Yet, the cost argument may be a bit misleading. In another recent national study of the uninsured, the Commonwealth Fund (2019) found that two thirds of uninsured adults had not even checked their state’s health exchange options.
Another reason lies in certain citizenship requirements demanded by Medicaid. Permanent resident immigrants, or green card holders, are eligible, but only after five years of residency. Nonqualified non-citizens (aliens) are eligible only for emergency Medicaid services. This group includes the undocumented.
Unlike some counties, Spokane County is unlikely to be home to many undocumented residents. The economy here doesn’t rely on immigrant labor, as many agricultural local economies do. But the county still might have a significant percentage of non-qualified aliens. In 2019, as Trends indicator 0.2.2 reveals, there were an estimated 10,337 non-citizens in the county, or about 2% of the overall population. Not all of this group are likely to be green card holders with five years of residency.
In the end, an uninsured rate among the 0-64 population is unlikely to drop close to zero, as it has for the 65+ segment. The latter group enjoys Medicare coverage, although it is also restricted to those with permanent residency who have been in the U.S. at least five years. (The very low uninsured rates for the 65+ population may tell us about the age of the recently-arrived immigrant population.)
Since 2015, the rate of the uninsured for the young adult and adult age groups hasn’t budged much. Is it possible to reduce it further? Perhaps.
The same two national studies cited earlier point to higher rates of the uninsured among the adults under 35 years and to the Latine population generally. As seen in indicator 0.1.3, the share of the population 19-34 in Spokane County was most recently estimated at 23.3%. This is higher than the state share by 2.5 percentage points. Many in this group are the “invincibles,” when health is referenced. Perhaps our collective experience with covid-19 may convince those in this camp otherwise.

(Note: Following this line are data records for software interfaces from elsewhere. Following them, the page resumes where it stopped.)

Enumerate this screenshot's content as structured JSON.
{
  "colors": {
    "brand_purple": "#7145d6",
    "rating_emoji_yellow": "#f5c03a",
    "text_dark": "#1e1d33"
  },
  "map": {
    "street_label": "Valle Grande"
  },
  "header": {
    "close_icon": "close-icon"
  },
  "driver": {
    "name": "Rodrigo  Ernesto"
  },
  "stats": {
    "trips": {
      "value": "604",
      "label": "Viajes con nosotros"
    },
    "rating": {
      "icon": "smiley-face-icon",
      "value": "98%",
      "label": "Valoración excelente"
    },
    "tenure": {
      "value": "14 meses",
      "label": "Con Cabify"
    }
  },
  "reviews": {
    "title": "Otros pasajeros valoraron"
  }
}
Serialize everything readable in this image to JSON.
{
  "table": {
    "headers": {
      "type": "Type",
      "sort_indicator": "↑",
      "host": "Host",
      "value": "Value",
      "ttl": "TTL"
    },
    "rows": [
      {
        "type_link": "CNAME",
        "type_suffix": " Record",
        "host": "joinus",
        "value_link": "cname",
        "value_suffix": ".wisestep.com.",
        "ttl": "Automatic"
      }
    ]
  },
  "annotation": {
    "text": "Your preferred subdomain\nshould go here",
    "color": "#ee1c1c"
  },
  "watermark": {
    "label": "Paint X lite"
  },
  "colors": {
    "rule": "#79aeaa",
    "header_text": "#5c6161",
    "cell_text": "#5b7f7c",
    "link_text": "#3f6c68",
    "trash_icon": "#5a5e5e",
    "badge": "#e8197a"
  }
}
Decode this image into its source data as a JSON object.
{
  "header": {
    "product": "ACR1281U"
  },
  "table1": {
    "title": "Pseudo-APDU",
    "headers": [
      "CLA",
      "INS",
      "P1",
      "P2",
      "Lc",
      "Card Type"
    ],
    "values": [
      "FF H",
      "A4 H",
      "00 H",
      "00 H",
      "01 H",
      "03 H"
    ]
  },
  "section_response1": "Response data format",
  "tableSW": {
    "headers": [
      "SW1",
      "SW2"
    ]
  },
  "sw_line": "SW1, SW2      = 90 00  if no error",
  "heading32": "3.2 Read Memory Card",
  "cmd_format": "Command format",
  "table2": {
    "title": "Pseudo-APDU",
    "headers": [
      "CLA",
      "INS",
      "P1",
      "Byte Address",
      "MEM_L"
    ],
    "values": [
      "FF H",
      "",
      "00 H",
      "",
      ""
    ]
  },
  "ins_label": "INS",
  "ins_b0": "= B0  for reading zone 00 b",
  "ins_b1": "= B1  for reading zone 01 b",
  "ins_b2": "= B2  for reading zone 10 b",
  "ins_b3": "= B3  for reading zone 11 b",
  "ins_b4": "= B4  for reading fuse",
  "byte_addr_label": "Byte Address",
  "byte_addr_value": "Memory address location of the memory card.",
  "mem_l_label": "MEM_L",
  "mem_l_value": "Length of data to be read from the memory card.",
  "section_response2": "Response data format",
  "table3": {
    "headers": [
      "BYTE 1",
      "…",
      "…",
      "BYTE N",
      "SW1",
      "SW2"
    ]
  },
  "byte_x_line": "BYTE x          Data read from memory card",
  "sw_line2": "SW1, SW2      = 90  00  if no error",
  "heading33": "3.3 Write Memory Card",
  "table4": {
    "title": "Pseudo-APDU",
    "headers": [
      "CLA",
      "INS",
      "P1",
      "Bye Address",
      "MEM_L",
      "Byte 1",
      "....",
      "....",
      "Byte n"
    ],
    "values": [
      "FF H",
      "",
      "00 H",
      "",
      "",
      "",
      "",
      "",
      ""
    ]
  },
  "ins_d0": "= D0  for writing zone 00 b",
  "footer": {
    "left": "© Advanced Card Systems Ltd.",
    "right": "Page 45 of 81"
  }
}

The Hispanic/Latino population in the county is much smaller than national and state benchmarks, as seen in indicator 0.2.3. But at approximately 6% most recently, it is not negligible. Perhaps language barriers and a general unawareness of government programs are at play with this group.
For now, Spokane should rightly celebrate its outperformance in its residents’ health insurance status. And then ask the question: can we do better?